## PROBLEM DETAILS
Reproduce every record exactly.

(Data about app and page elements)
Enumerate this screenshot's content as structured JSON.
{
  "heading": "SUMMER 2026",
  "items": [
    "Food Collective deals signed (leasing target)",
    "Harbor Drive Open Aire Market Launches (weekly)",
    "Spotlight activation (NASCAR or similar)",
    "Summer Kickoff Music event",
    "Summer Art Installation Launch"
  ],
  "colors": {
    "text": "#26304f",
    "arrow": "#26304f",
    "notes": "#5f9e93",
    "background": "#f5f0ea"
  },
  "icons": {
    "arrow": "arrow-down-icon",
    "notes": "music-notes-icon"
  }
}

## THE COMPLETED TASK
Enumerate this screenshot's content as structured JSON.
{
  "heading": "SUMMER 2026",
  "items": [
    "Food Collective deals signed (leasing target)",
    "Harbor Drive Open Aire Market Launches (weekly)",
    "Spotlight activation (NASCAR or similar)",
    "Summer Kickoff Music event",
    "Summer Art Installation Launch"
  ],
  "colors": {
    "text": "#26304f",
    "arrow": "#26304f",
    "notes": "#5f9e93",
    "background": "#f5f0ea"
  },
  "icons": {
    "arrow": "arrow-down-icon",
    "notes": "music-notes-icon"
  }
}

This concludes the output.